* [Data for processing]
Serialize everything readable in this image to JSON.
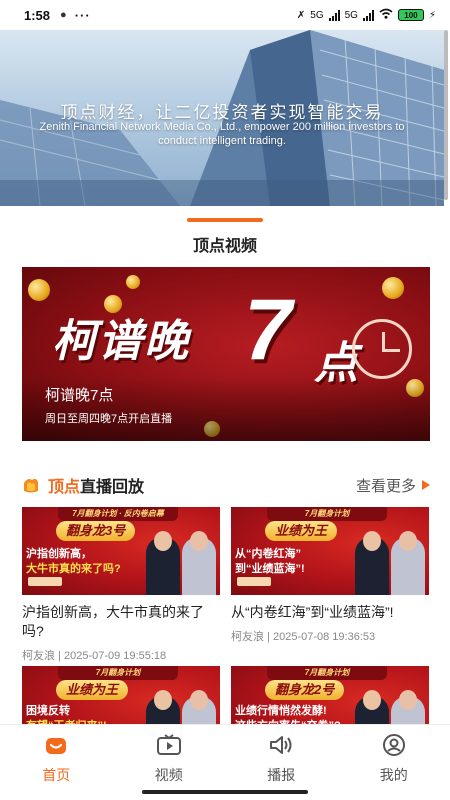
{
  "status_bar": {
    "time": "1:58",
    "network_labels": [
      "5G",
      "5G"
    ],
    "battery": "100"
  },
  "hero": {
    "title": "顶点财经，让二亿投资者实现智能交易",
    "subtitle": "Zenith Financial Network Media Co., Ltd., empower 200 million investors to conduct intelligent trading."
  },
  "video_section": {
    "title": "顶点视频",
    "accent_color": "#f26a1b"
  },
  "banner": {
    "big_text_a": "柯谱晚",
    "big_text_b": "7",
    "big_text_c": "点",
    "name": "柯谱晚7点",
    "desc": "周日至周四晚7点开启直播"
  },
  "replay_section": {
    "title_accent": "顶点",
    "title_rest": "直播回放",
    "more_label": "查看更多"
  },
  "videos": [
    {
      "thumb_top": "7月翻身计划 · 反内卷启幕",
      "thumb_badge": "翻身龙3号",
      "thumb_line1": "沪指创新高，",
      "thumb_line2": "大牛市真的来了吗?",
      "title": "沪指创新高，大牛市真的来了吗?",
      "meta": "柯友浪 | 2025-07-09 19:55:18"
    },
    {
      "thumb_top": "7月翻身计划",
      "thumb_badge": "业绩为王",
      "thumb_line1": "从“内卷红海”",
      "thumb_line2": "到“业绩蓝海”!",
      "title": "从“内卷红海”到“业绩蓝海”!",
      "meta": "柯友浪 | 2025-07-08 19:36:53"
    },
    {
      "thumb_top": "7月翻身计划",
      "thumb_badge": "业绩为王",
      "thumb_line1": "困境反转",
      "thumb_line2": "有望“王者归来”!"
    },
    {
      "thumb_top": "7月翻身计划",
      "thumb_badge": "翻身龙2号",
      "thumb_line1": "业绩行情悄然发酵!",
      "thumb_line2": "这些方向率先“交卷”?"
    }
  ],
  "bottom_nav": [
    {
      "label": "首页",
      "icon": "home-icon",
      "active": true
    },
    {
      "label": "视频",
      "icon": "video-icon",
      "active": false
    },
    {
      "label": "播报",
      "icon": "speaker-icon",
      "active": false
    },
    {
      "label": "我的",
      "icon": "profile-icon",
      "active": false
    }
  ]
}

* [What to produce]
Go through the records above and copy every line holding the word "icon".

* [Response area]
      "icon": "home-icon",
      "icon": "video-icon",
      "icon": "speaker-icon",
      "icon": "profile-icon",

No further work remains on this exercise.